April 14, 2006
Helleny earns top teaching honor for term faculty
CARBONDALE, Ill. -- Herrin native Edward J. "Joey" Helleny, a lecturer in radio-television at Southern Illinois University Carbondale, has won the University's top teaching honor for faculty members not in tenure-track positions.
Helleny will receive $3,000 through SIUC's "Excellence Through Commitment Awards Program," set up by Chancellor Walter V. Wendler to reward ongoing contributions by tenured and term faculty, staff and graduate assistants throughout the University. The program reflects SIUC's aim of encouraging outstanding work, one of the goals of Southern at 150: Building Excellence Through Commitment, the blueprint for the development of the University by the time it celebrates its 150th anniversary in 2019.
Wendler will host a dinner to honor all award recipients Thursday, April 27.
A longtime media figure in the region, Helleny has worked as an anchor and reporter for area radio stations, as a reporter for the Southern Illinoisan and now-defunct St. Louis Globe Democrat newspapers and as media director for the Du Quoin State Fair.
He began lecturing part time at SIUC in 1999, adding a two-year stint as director of the University's radio reading service for the blind and visually impaired in 2001. He joined the faculty full time in 2003.
Helleny teaches courses in radio and television news, broadcast news writing and broadcast performance.
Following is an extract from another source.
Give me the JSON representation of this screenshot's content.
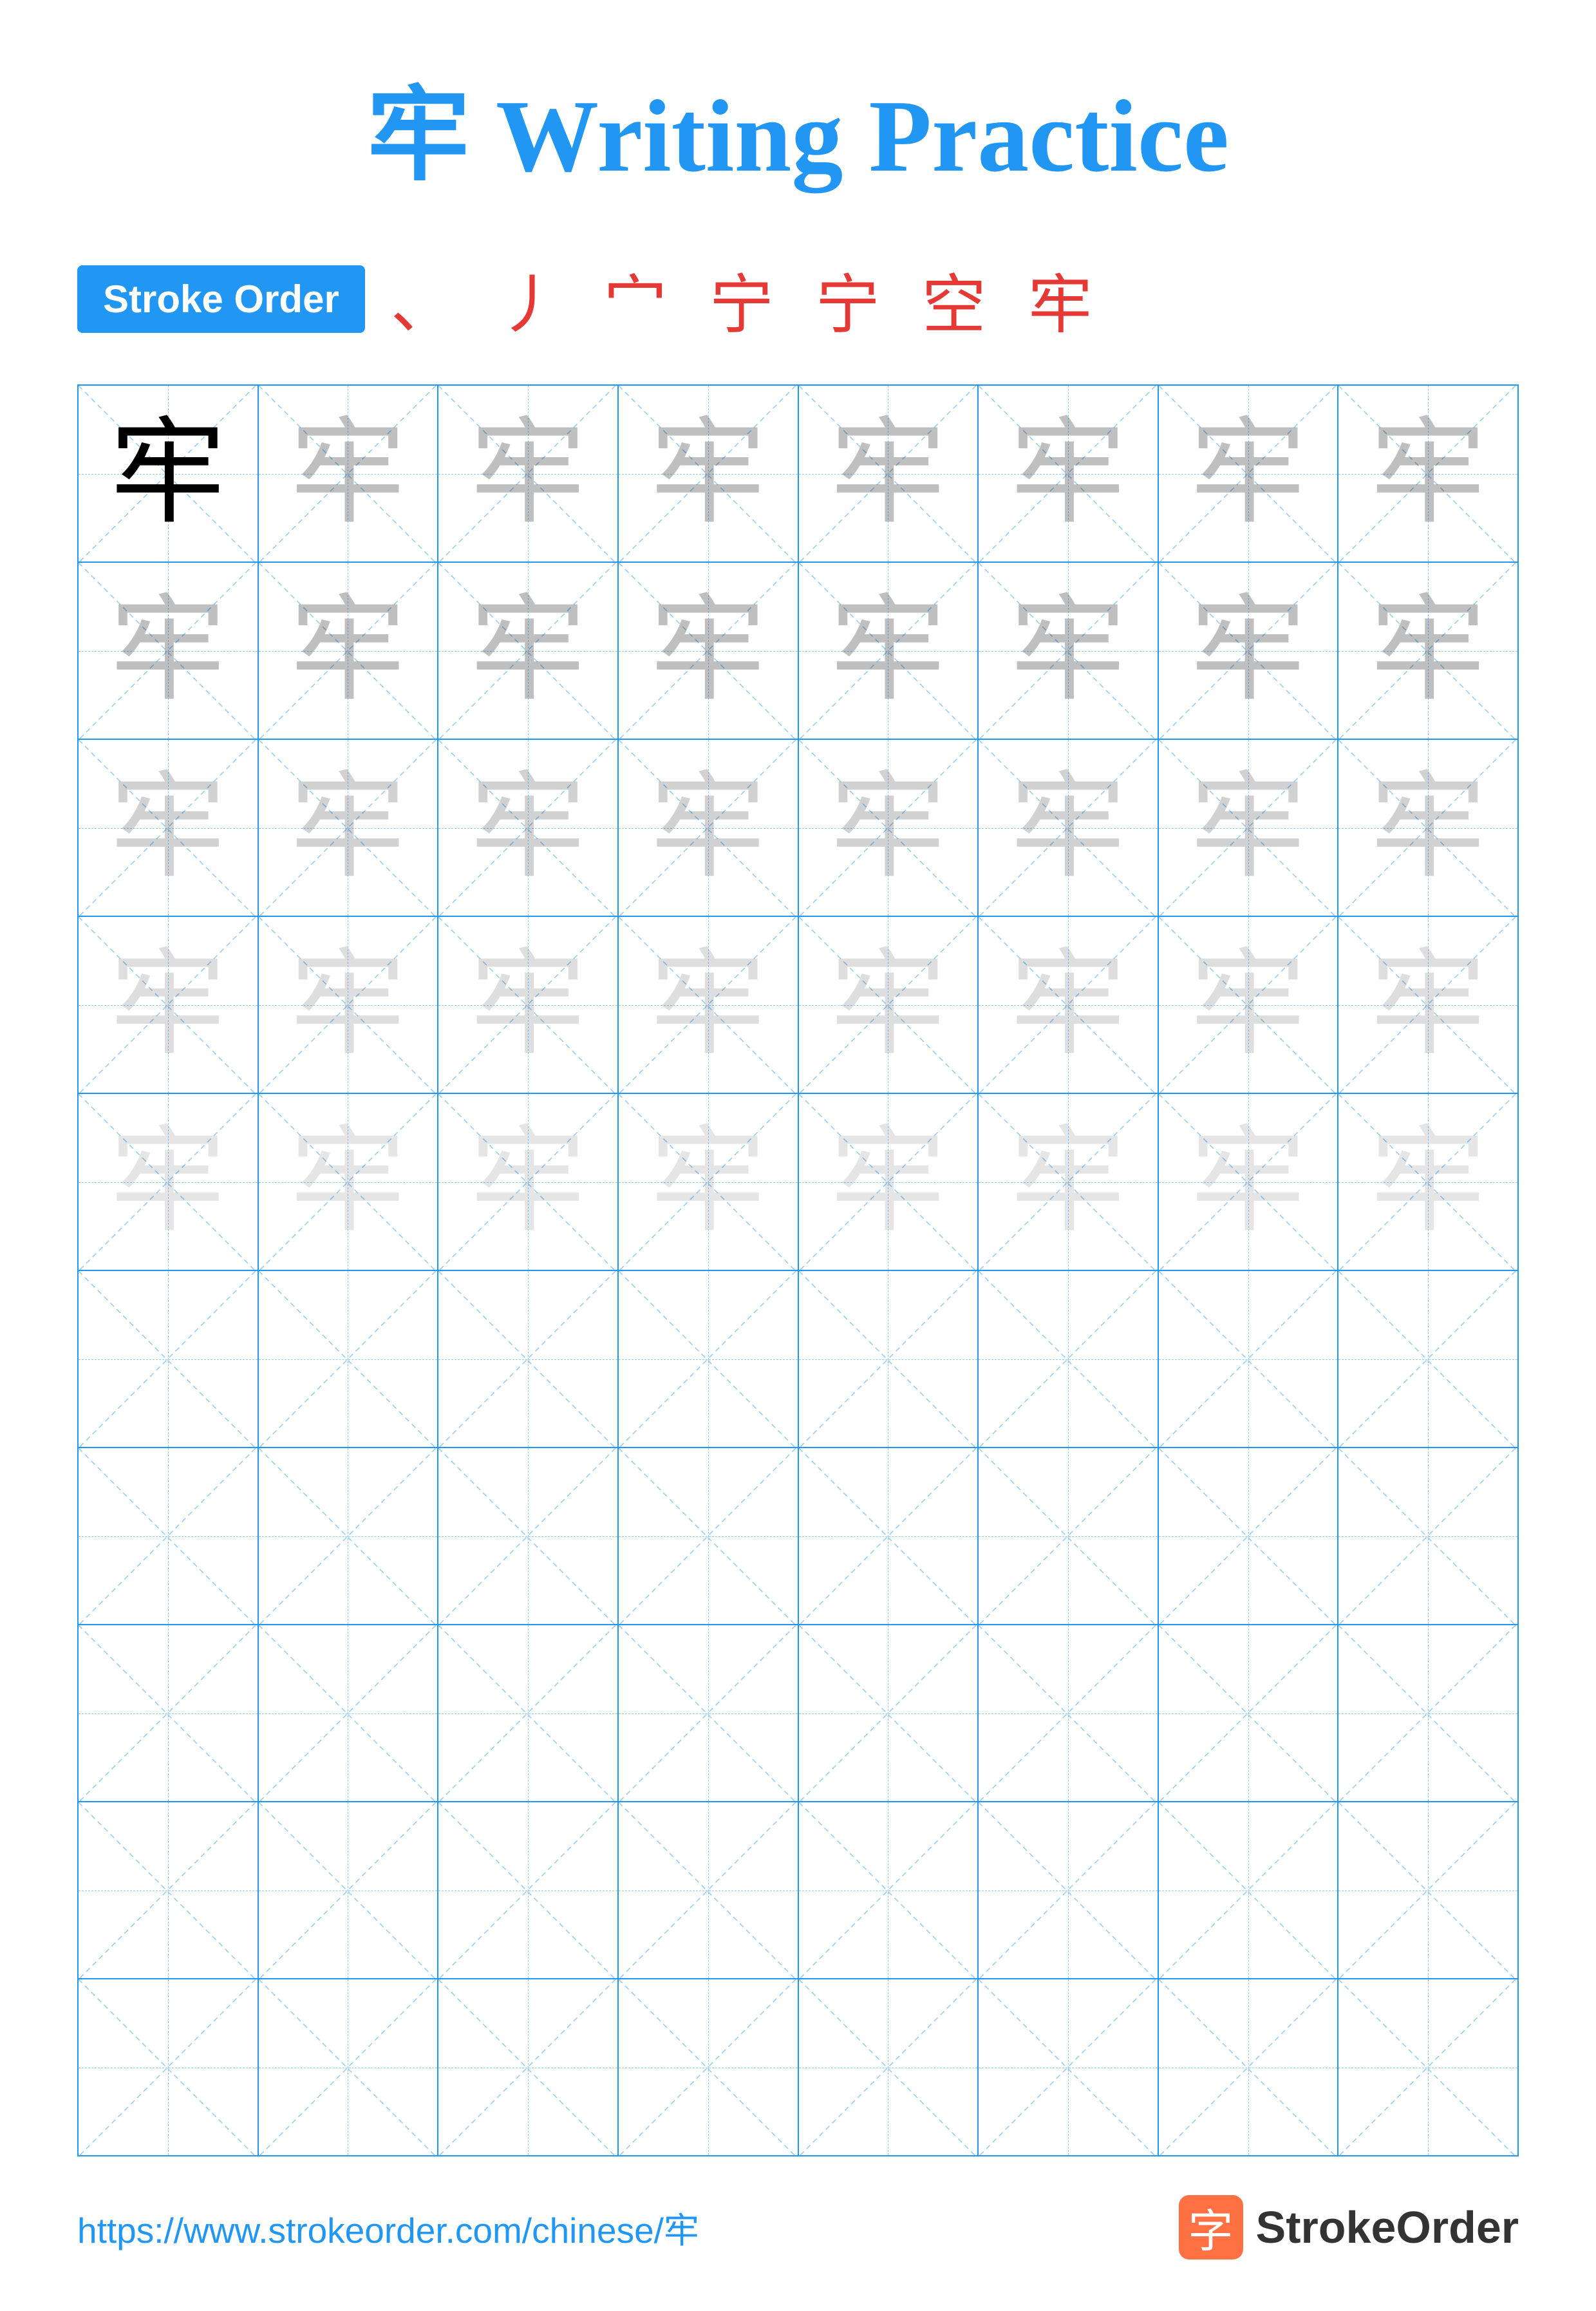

He also supervises The River Region Evening Edition, the University's award-winning, student-produced, television newscast.
John D.H. Downing, interim chair of the radio-television department, noted in his letter supporting Helleny's nomination as top term teacher that he achieved consistently high scores on student evaluations.
"While there may be legitimate critiques (of these evaluations), this level of attainment is very hard to dispute," he wrote.
In a written statement summarizing his teaching philosophy, Helleny said that he believes people learn from the interactions between their old knowledge and beliefs and new ideas and circumstances.
"I consider myself a ‘guide' more than a ‘lecturer,'" he wrote.
"I want my students to be able to think for themselves instead of being told what to do and when to do it."
That teaching style proved highly successful for AnneMarie Crumby, a 2005 graduate now working as a producer for WJTV in Jackson, Miss.
"I am the youngest producer my station ever hired and currently the youngest full-time staff member in the newsroom — on several occasions, management has told me I am one of the top writers and producers on staff," Crumby wrote in her letter of support.
"(Joey) challenged me to think outside the box and be creative with my storytelling. He pushed me both as a journalist and a person to realize I could do things that I hadn't even thought about.
"I graduated from college not more than six months ago and am already achieving things far beyond what is normally expected of people my age in this business. I know none of this would be possible without everything I learned from Joey."
Erin Gibson, now a graduate student in Evansville, Ind., wrote, "On many occasions, I watched (Helleny) work individually with students who were writing or editing in the newsroom. When they asked him for guidance, he never handed them a solution. Instead, he challenged them to use the knowledge and skills from their training to arrive at the answer on their own.
"He recognizes that every question from a student — whether in the classroom or in the hallway— is an opportunity to teach, and he eagerly seizes those opportunities."
Helleny is a two-degree graduate of SIUC, earning his bachelor's in 1979 and a master's in 2004.